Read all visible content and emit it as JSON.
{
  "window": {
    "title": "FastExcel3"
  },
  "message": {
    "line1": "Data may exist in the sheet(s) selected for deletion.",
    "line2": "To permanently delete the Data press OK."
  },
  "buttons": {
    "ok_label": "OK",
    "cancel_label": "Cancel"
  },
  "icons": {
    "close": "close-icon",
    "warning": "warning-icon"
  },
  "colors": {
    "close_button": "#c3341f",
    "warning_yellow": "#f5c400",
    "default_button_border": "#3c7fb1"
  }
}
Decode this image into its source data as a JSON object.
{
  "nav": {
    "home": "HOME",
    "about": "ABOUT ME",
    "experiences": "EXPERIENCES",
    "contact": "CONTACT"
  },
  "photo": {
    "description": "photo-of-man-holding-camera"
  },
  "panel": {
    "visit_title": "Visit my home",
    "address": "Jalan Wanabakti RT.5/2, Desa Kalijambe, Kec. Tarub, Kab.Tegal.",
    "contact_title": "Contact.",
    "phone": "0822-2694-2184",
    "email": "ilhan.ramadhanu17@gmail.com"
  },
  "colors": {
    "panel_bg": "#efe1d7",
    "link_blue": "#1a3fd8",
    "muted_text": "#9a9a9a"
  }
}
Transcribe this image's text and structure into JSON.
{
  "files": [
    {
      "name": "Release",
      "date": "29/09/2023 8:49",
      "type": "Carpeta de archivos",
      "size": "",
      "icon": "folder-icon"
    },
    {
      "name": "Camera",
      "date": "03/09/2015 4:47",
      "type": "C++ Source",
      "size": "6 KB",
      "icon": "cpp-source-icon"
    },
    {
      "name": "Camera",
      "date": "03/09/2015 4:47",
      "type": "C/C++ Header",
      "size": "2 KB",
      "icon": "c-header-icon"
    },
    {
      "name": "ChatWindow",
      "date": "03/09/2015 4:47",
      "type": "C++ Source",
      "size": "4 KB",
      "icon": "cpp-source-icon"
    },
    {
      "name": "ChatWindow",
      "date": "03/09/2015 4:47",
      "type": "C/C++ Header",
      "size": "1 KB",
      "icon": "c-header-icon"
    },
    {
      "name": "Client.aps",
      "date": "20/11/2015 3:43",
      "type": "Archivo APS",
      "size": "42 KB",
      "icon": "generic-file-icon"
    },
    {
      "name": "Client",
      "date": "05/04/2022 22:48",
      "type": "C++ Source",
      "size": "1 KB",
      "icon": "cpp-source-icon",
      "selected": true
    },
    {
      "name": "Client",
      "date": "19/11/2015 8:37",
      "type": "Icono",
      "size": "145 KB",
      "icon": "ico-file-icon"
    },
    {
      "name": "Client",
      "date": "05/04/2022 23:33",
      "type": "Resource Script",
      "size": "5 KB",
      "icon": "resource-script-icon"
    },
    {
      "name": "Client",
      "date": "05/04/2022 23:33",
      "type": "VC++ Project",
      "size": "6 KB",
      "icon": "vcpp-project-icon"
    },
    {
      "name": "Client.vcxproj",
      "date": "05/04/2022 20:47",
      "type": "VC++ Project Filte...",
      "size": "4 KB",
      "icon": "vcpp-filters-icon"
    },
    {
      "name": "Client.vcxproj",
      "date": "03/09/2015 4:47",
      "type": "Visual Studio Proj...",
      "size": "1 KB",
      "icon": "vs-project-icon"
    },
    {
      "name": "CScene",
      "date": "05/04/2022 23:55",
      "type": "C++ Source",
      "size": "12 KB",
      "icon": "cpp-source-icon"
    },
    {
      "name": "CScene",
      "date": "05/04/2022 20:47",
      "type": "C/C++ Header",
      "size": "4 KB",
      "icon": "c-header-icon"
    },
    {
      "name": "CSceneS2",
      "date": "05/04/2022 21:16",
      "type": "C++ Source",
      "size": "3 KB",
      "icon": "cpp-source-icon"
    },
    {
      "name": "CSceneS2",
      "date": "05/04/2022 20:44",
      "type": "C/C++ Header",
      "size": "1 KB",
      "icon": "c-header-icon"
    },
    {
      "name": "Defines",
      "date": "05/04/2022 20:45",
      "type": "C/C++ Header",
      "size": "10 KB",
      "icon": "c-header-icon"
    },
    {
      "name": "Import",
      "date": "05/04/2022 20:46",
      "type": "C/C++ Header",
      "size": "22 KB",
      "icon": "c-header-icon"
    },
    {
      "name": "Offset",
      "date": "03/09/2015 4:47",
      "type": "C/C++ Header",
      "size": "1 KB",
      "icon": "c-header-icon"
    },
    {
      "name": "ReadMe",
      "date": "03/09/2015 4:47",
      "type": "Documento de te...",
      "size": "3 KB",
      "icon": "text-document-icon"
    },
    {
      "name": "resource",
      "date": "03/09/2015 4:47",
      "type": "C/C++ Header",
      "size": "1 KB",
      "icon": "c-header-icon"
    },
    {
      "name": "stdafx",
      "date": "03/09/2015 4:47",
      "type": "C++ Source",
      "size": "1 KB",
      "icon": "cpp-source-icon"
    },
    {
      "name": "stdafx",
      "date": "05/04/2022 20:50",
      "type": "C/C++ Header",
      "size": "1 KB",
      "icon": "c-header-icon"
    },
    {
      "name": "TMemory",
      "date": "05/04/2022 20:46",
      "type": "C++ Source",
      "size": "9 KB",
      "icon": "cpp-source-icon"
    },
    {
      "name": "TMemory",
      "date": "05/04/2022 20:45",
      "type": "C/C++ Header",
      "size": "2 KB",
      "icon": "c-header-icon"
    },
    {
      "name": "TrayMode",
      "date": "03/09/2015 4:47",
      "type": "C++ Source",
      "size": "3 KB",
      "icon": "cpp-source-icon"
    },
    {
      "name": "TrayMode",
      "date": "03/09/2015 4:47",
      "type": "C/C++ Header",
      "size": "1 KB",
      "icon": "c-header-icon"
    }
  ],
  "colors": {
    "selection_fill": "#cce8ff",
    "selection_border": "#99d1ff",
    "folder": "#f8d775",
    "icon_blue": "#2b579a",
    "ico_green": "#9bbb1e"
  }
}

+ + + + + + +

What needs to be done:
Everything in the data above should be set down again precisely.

Response box:
Read all visible content and emit it as JSON.
{
  "window": {
    "title": "FastExcel3"
  },
  "message": {
    "line1": "Data may exist in the sheet(s) selected for deletion.",
    "line2": "To permanently delete the Data press OK."
  },
  "buttons": {
    "ok_label": "OK",
    "cancel_label": "Cancel"
  },
  "icons": {
    "close": "close-icon",
    "warning": "warning-icon"
  },
  "colors": {
    "close_button": "#c3341f",
    "warning_yellow": "#f5c400",
    "default_button_border": "#3c7fb1"
  }
}
Decode this image into its source data as a JSON object.
{
  "nav": {
    "home": "HOME",
    "about": "ABOUT ME",
    "experiences": "EXPERIENCES",
    "contact": "CONTACT"
  },
  "photo": {
    "description": "photo-of-man-holding-camera"
  },
  "panel": {
    "visit_title": "Visit my home",
    "address": "Jalan Wanabakti RT.5/2, Desa Kalijambe, Kec. Tarub, Kab.Tegal.",
    "contact_title": "Contact.",
    "phone": "0822-2694-2184",
    "email": "ilhan.ramadhanu17@gmail.com"
  },
  "colors": {
    "panel_bg": "#efe1d7",
    "link_blue": "#1a3fd8",
    "muted_text": "#9a9a9a"
  }
}
Transcribe this image's text and structure into JSON.
{
  "files": [
    {
      "name": "Release",
      "date": "29/09/2023 8:49",
      "type": "Carpeta de archivos",
      "size": "",
      "icon": "folder-icon"
    },
    {
      "name": "Camera",
      "date": "03/09/2015 4:47",
      "type": "C++ Source",
      "size": "6 KB",
      "icon": "cpp-source-icon"
    },
    {
      "name": "Camera",
      "date": "03/09/2015 4:47",
      "type": "C/C++ Header",
      "size": "2 KB",
      "icon": "c-header-icon"
    },
    {
      "name": "ChatWindow",
      "date": "03/09/2015 4:47",
      "type": "C++ Source",
      "size": "4 KB",
      "icon": "cpp-source-icon"
    },
    {
      "name": "ChatWindow",
      "date": "03/09/2015 4:47",
      "type": "C/C++ Header",
      "size": "1 KB",
      "icon": "c-header-icon"
    },
    {
      "name": "Client.aps",
      "date": "20/11/2015 3:43",
      "type": "Archivo APS",
      "size": "42 KB",
      "icon": "generic-file-icon"
    },
    {
      "name": "Client",
      "date": "05/04/2022 22:48",
      "type": "C++ Source",
      "size": "1 KB",
      "icon": "cpp-source-icon",
      "selected": true
    },
    {
      "name": "Client",
      "date": "19/11/2015 8:37",
      "type": "Icono",
      "size": "145 KB",
      "icon": "ico-file-icon"
    },
    {
      "name": "Client",
      "date": "05/04/2022 23:33",
      "type": "Resource Script",
      "size": "5 KB",
      "icon": "resource-script-icon"
    },
    {
      "name": "Client",
      "date": "05/04/2022 23:33",
      "type": "VC++ Project",
      "size": "6 KB",
      "icon": "vcpp-project-icon"
    },
    {
      "name": "Client.vcxproj",
      "date": "05/04/2022 20:47",
      "type": "VC++ Project Filte...",
      "size": "4 KB",
      "icon": "vcpp-filters-icon"
    },
    {
      "name": "Client.vcxproj",
      "date": "03/09/2015 4:47",
      "type": "Visual Studio Proj...",
      "size": "1 KB",
      "icon": "vs-project-icon"
    },
    {
      "name": "CScene",
      "date": "05/04/2022 23:55",
      "type": "C++ Source",
      "size": "12 KB",
      "icon": "cpp-source-icon"
    },
    {
      "name": "CScene",
      "date": "05/04/2022 20:47",
      "type": "C/C++ Header",
      "size": "4 KB",
      "icon": "c-header-icon"
    },
    {
      "name": "CSceneS2",
      "date": "05/04/2022 21:16",
      "type": "C++ Source",
      "size": "3 KB",
      "icon": "cpp-source-icon"
    },
    {
      "name": "CSceneS2",
      "date": "05/04/2022 20:44",
      "type": "C/C++ Header",
      "size": "1 KB",
      "icon": "c-header-icon"
    },
    {
      "name": "Defines",
      "date": "05/04/2022 20:45",
      "type": "C/C++ Header",
      "size": "10 KB",
      "icon": "c-header-icon"
    },
    {
      "name": "Import",
      "date": "05/04/2022 20:46",
      "type": "C/C++ Header",
      "size": "22 KB",
      "icon": "c-header-icon"
    },
    {
      "name": "Offset",
      "date": "03/09/2015 4:47",
      "type": "C/C++ Header",
      "size": "1 KB",
      "icon": "c-header-icon"
    },
    {
      "name": "ReadMe",
      "date": "03/09/2015 4:47",
      "type": "Documento de te...",
      "size": "3 KB",
      "icon": "text-document-icon"
    },
    {
      "name": "resource",
      "date": "03/09/2015 4:47",
      "type": "C/C++ Header",
      "size": "1 KB",
      "icon": "c-header-icon"
    },
    {
      "name": "stdafx",
      "date": "03/09/2015 4:47",
      "type": "C++ Source",
      "size": "1 KB",
      "icon": "cpp-source-icon"
    },
    {
      "name": "stdafx",
      "date": "05/04/2022 20:50",
      "type": "C/C++ Header",
      "size": "1 KB",
      "icon": "c-header-icon"
    },
    {
      "name": "TMemory",
      "date": "05/04/2022 20:46",
      "type": "C++ Source",
      "size": "9 KB",
      "icon": "cpp-source-icon"
    },
    {
      "name": "TMemory",
      "date": "05/04/2022 20:45",
      "type": "C/C++ Header",
      "size": "2 KB",
      "icon": "c-header-icon"
    },
    {
      "name": "TrayMode",
      "date": "03/09/2015 4:47",
      "type": "C++ Source",
      "size": "3 KB",
      "icon": "cpp-source-icon"
    },
    {
      "name": "TrayMode",
      "date": "03/09/2015 4:47",
      "type": "C/C++ Header",
      "size": "1 KB",
      "icon": "c-header-icon"
    }
  ],
  "colors": {
    "selection_fill": "#cce8ff",
    "selection_border": "#99d1ff",
    "folder": "#f8d775",
    "icon_blue": "#2b579a",
    "ico_green": "#9bbb1e"
  }
}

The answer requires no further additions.